*Between July 2019 and November 2020, £1M has been refunded to free excess cover customers following a successful claim.

excess cover for car

What does learner driver insurance cover?

Check your policy for what’s included and what extra protection can be purchased as an add-on. Look out for:

  • Legal liability or legal expenses cover - pays for legal costs if you’re involved in an accident that wasn’t your fault
  • Damage to the car owner’s vehicle
  • Personal accident cover - covers you and passengers for loss, damage or injury as the result of a road traffic accident
  • Medical expenses cover
  • Personal belongings cover

What’s not covered?

It depends on the policy, but exclusions might include:

  • Cover for loss or damage which occurs between midnight and 6am when the policyholder isn’t the registered keeper of the car
  • Cover while driving abroad

Am I eligible for learner driver insurance?

You’ll need to check with your insurer, but in general, to be eligible for learner driver insurance the following apply:

  • Driver requirements

    • You have a current provisional licence
    • You’re a permanent UK resident aged between 17 and 35
    • You have no motoring offences or convictions
  • Vehicle requirements

    • The vehicle must be UK registered with a current MOT and no modifications
    • The car isn’t worth more than a certain amount

How much is learner driver insurance?

It depends on a range of things, such as the age of the learner driver, as well as the type and age of vehicle they’ll be driving.

What details do I need to get a quote?

Usually you just need to provide your:

  • Name
  • Provisional driving licence number
  • UK address
  • Date of birth
  • Vehicle information (including the registered keeper’s details)

How can I get a cheaper learner driver insurance quote?

It’s best to compare policies to find the policy that suits your needs and budget. Generally, you’ll find that cheaper, less powerful cars are less expensive to insure.

Looking for something else?

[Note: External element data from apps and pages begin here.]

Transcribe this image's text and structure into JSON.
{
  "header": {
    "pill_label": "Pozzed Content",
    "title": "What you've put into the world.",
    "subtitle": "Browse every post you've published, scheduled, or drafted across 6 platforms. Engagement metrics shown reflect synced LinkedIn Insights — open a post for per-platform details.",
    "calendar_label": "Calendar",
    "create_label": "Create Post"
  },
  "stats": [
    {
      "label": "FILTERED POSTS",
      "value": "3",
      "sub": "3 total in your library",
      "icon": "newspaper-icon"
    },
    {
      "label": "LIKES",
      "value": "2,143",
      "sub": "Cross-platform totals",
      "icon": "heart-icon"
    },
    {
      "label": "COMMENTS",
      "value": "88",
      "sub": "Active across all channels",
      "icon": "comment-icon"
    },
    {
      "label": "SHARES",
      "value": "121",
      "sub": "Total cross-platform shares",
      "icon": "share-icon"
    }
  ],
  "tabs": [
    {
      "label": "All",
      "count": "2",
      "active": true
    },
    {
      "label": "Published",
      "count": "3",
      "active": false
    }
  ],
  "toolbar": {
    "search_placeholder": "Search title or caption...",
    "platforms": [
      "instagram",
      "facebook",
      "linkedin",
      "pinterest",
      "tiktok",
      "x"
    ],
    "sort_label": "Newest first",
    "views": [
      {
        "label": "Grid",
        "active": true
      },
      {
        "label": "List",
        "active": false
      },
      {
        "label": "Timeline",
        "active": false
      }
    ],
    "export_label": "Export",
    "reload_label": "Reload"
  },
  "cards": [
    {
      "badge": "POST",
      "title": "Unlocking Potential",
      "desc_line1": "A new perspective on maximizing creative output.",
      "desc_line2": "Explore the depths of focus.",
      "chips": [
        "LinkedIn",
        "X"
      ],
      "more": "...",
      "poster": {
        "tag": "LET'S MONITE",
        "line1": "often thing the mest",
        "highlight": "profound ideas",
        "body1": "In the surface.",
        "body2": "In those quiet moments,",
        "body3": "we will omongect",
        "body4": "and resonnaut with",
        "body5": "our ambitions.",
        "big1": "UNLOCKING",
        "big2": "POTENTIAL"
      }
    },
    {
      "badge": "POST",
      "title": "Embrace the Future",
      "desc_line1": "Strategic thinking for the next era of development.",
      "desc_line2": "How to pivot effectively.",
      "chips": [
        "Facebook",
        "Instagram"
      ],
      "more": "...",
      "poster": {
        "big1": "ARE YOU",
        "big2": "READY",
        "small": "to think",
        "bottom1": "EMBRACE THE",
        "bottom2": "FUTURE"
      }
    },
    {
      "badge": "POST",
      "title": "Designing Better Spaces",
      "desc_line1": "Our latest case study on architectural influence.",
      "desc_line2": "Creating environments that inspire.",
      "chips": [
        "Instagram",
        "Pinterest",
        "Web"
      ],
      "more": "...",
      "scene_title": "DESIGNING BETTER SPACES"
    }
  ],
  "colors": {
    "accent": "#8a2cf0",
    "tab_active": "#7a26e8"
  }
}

[1] introduces you to Collingwood to provide learner driver insurance quotes. Collingwood is authorised and regulated by the Financial Conduct Authority.’s relationship with Collingwood is limited to that of a business partnership, no common ownership or control rights exist between us